(Page and application data records)
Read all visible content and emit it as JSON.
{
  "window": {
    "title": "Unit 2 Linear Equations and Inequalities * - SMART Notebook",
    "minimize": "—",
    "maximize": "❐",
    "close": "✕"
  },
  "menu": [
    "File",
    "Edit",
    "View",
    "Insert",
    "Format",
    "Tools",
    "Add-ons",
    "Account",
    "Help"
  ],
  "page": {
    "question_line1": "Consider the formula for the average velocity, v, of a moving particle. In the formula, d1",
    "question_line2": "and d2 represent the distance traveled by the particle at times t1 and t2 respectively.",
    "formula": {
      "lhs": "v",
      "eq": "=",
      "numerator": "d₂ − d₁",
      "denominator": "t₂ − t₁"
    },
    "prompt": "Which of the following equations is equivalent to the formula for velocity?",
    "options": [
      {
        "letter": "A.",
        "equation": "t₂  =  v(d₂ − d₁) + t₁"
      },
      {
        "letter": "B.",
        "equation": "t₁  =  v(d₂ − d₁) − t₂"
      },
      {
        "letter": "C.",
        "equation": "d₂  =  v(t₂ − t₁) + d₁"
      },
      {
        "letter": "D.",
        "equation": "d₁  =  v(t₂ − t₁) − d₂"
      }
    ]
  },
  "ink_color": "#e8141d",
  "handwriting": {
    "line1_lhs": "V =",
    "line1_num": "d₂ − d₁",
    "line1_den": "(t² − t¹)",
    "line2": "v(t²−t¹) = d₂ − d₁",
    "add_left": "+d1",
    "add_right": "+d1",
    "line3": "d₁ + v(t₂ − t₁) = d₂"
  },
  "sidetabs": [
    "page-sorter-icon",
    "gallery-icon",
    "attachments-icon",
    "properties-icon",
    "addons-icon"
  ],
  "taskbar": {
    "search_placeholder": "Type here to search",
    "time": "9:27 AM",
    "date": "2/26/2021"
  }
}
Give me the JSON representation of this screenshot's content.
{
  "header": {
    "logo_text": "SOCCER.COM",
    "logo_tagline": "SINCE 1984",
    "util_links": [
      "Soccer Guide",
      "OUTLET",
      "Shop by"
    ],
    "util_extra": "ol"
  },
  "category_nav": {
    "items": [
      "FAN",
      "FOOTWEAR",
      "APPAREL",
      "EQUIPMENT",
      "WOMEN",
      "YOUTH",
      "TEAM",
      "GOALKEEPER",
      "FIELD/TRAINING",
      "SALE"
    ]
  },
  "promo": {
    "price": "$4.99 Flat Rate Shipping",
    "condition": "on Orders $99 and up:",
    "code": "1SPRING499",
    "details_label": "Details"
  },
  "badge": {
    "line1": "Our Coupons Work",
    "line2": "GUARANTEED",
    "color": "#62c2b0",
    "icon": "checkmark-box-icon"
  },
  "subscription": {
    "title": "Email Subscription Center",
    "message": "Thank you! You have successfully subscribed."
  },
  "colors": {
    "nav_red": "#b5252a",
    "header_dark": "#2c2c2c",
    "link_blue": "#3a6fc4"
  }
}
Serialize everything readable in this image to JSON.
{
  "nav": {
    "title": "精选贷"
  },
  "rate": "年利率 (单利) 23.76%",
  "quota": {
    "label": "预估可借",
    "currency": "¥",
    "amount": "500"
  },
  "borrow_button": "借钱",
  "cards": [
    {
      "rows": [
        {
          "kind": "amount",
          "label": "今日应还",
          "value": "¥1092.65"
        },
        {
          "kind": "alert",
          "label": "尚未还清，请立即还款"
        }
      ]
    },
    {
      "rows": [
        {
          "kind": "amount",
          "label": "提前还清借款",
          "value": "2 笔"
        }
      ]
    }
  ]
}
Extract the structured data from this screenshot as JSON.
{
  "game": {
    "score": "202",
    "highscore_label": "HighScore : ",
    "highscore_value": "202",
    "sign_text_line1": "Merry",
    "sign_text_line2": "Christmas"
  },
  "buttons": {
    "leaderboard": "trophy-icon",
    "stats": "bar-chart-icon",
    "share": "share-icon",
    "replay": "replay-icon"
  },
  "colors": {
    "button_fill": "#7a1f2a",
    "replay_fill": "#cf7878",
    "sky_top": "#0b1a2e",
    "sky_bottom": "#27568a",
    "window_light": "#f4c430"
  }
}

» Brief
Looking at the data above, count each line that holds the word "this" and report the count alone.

» Result
3